Information shown:
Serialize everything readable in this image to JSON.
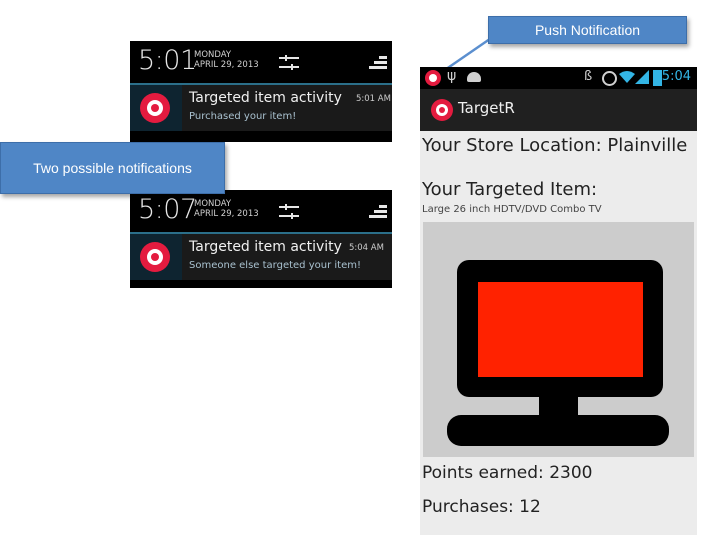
{
  "callouts": {
    "push": "Push Notification",
    "two": "Two possible notifications"
  },
  "notification_1": {
    "time": "5:01",
    "weekday": "MONDAY",
    "date": "APRIL 29, 2013",
    "title": "Targeted item activity",
    "message": "Purchased your item!",
    "timestamp": "5:01 AM"
  },
  "notification_2": {
    "time": "5:07",
    "weekday": "MONDAY",
    "date": "APRIL 29, 2013",
    "title": "Targeted item activity",
    "message": "Someone else targeted your item!",
    "timestamp": "5:04 AM"
  },
  "phone": {
    "status_time": "5:04",
    "app_title": "TargetR",
    "store_location": "Your Store Location: Plainville",
    "targeted_label": "Your Targeted Item:",
    "targeted_item": "Large 26 inch HDTV/DVD Combo TV",
    "points": "Points earned: 2300",
    "purchases": "Purchases: 12"
  },
  "colors": {
    "accent_blue": "#33b5e5",
    "callout_blue": "#4f86c6",
    "app_red": "#e41b3f",
    "tv_screen": "#ff2200"
  }
}
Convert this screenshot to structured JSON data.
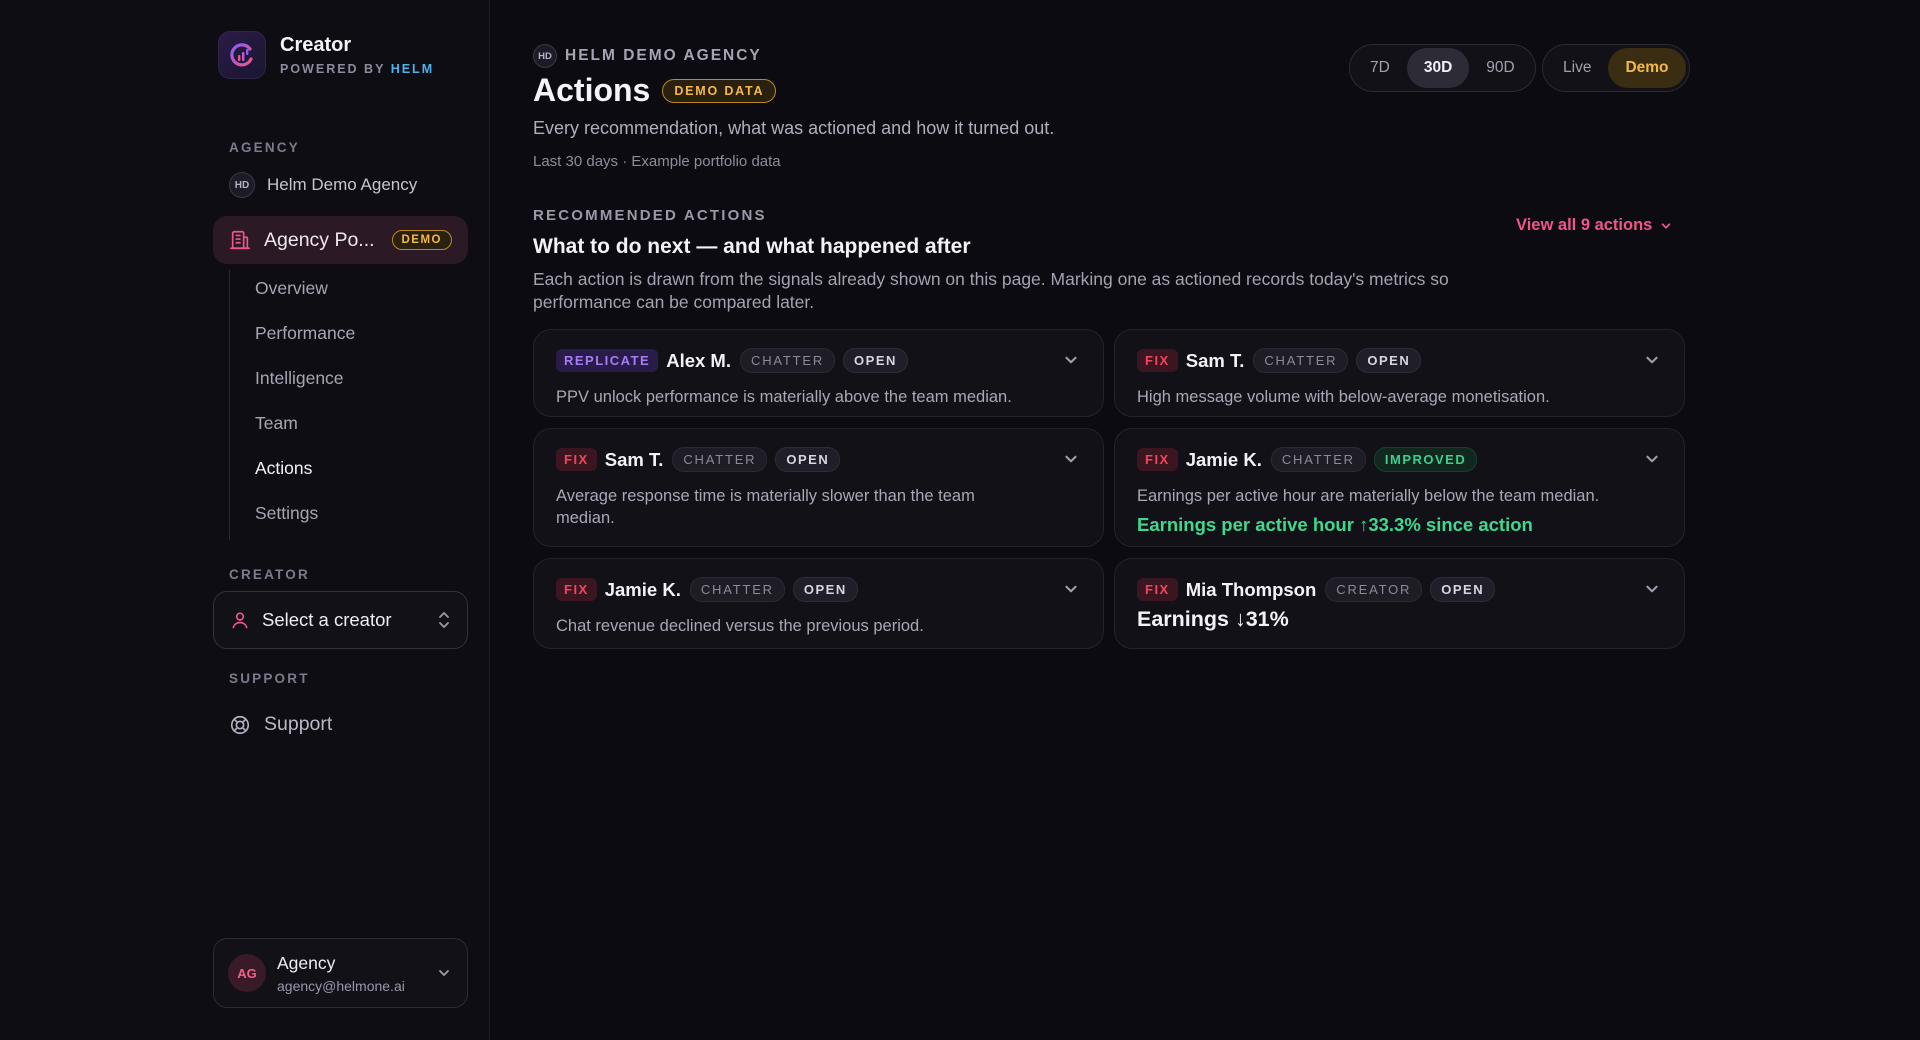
{
  "brand": {
    "name": "Creator",
    "powered_by": "POWERED BY",
    "helm": "HELM"
  },
  "sidebar": {
    "agency_label": "AGENCY",
    "agency_initials": "HD",
    "agency_name": "Helm Demo Agency",
    "portal_label": "Agency Po...",
    "portal_badge": "DEMO",
    "nav": [
      {
        "label": "Overview"
      },
      {
        "label": "Performance"
      },
      {
        "label": "Intelligence"
      },
      {
        "label": "Team"
      },
      {
        "label": "Actions",
        "active": true
      },
      {
        "label": "Settings"
      }
    ],
    "creator_label": "CREATOR",
    "creator_select": "Select a creator",
    "support_label": "SUPPORT",
    "support_item": "Support",
    "account": {
      "initials": "AG",
      "name": "Agency",
      "email": "agency@helmone.ai"
    }
  },
  "header": {
    "crumb_initials": "HD",
    "crumb": "HELM DEMO AGENCY",
    "title": "Actions",
    "badge": "DEMO DATA",
    "subtitle": "Every recommendation, what was actioned and how it turned out.",
    "period_note": "Last 30 days · Example portfolio data",
    "ranges": [
      "7D",
      "30D",
      "90D"
    ],
    "selected_range": "30D",
    "modes": [
      "Live",
      "Demo"
    ],
    "selected_mode": "Demo"
  },
  "recommended": {
    "label": "RECOMMENDED ACTIONS",
    "heading": "What to do next — and what happened after",
    "description": "Each action is drawn from the signals already shown on this page. Marking one as actioned records today's metrics so performance can be compared later.",
    "view_all": "View all 9 actions"
  },
  "cards": [
    {
      "tag": "REPLICATE",
      "person": "Alex M.",
      "role": "CHATTER",
      "status": "OPEN",
      "body": "PPV unlock performance is materially above the team median."
    },
    {
      "tag": "FIX",
      "person": "Sam T.",
      "role": "CHATTER",
      "status": "OPEN",
      "body": "High message volume with below-average monetisation."
    },
    {
      "tag": "FIX",
      "person": "Sam T.",
      "role": "CHATTER",
      "status": "OPEN",
      "body": "Average response time is materially slower than the team median."
    },
    {
      "tag": "FIX",
      "person": "Jamie K.",
      "role": "CHATTER",
      "status": "IMPROVED",
      "body": "Earnings per active hour are materially below the team median.",
      "result": "Earnings per active hour ↑33.3% since action"
    },
    {
      "tag": "FIX",
      "person": "Jamie K.",
      "role": "CHATTER",
      "status": "OPEN",
      "body": "Chat revenue declined versus the previous period."
    },
    {
      "tag": "FIX",
      "person": "Mia Thompson",
      "role": "CREATOR",
      "status": "OPEN",
      "result": "Earnings ↓31%"
    }
  ],
  "colors": {
    "accent": "#f0568a",
    "demo": "#f2b94a",
    "improved": "#3ecf8e",
    "fix": "#f0475e",
    "replicate": "#a77df5"
  }
}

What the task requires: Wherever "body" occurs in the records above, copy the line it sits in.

Response:
      "body": "PPV unlock performance is materially above the team median."
      "body": "High message volume with below-average monetisation."
      "body": "Average response time is materially slower than the team median."
      "body": "Earnings per active hour are materially below the team median.",
      "body": "Chat revenue declined versus the previous period."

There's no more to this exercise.